Record drought in the US farm belt this summer withered corn fields and parched hopes for a record US corn harvest, but US farmers may not be the ones most severely affected by the disaster. Most have insurance against crop failure. Not so the world's import-dependent developing countries, nor their poorest consumers. They are hurting.
This is the third food price spike in the last five years, and this time the finger is being pointed squarely at biofuels. More specifically, the loss of a quarter or more of the projected US corn harvest has prompted urgent calls for reform in that country's corn ethanol programme.
Domestically, livestock producers dependent on corn for feed have led demands for change in the US Renewable Fuel Standard (RFS), which mandates that a rising volume of fuel come from renewable sources. Up to now that has been overwhelmingly corn-based ethanol. In November, the US Environmental Protection Agency (EPA) will rule on a request for a waiver of the RFS mandate to reduce pressures on US corn supplies.

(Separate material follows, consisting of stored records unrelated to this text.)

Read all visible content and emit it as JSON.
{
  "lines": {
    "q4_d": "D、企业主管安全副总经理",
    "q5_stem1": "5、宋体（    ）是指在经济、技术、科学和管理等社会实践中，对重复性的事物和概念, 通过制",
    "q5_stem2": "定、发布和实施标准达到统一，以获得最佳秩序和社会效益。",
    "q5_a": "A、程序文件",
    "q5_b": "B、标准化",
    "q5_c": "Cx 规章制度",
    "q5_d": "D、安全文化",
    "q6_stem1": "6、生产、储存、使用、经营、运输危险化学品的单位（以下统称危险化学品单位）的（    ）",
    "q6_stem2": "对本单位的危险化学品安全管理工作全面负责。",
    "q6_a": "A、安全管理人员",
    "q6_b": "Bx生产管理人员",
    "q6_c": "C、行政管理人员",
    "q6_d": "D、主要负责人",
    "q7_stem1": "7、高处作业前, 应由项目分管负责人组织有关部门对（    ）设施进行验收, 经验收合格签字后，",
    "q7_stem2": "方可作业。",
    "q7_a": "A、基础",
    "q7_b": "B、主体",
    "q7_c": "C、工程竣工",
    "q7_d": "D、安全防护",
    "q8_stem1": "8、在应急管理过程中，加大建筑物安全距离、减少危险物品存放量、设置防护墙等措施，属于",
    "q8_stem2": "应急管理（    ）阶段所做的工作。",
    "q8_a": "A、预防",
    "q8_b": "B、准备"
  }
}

But US livestock producers aren't the only ones affected by shortages and high prices. The most devastating impact is on the poor in developing countries, who often use more than half their incomes to buy food. It also hurts low-income developing countries dependent on corn imports.
As I showed in my recent study, "The Costs to Developing Countries of US Ethanol Expansion", the US ethanol programme pushed up corn prices by up to 21 per cent as it expanded to consume 40 per cent of the US harvest. This price premium was passed on to corn importers, adding an estimated $11.6bn to the import bills of the world's corn-importing countries since 2005. More than half of that - $6.6bn - was paid by developing countries between 2005 and 2010. The highest cost was borne by the biggest corn importers. Mexico paid $1.1bnmore for its corn, Egypt $727m.
Besides Egypt, North African countries saw particularly high ethanol-related losses: Algeria ($329m), Morocco ($236m), Tunisia ($99m) and Libya ($68m). Impacts were also high in other strife-torn countries in the region - Syria ($242m), Iran ($492m) and Yemen ($58m). North Africa impacts totalled $1.4bn. Scaled to population size, these economic losses were at least as severe as those seen in Mexico. The link between high food prices and unrest in the region is by now well documented, and US ethanol is contributing to that instability.
Biofuel impacts on food prices
The debate over biofuels has grown urgent since food prices first spiked in 2007-2008, ushering in a food crisis characterised by repeated jumps in global food prices. Prices for most staple foods doubled, fell when the bubble burst in 2009, then jumped again to their previous high levels in 2010-2011.
After a brief respite in the first half of this year, the US drought triggered a new wave of price spikes, the third in just five years. Corn prices were particularly hard-hit, reaching record levels of more than $8.00/bushel, and more than $300 per metric tonne. Before the first spikes, prices had languished around $100/metric tonne. More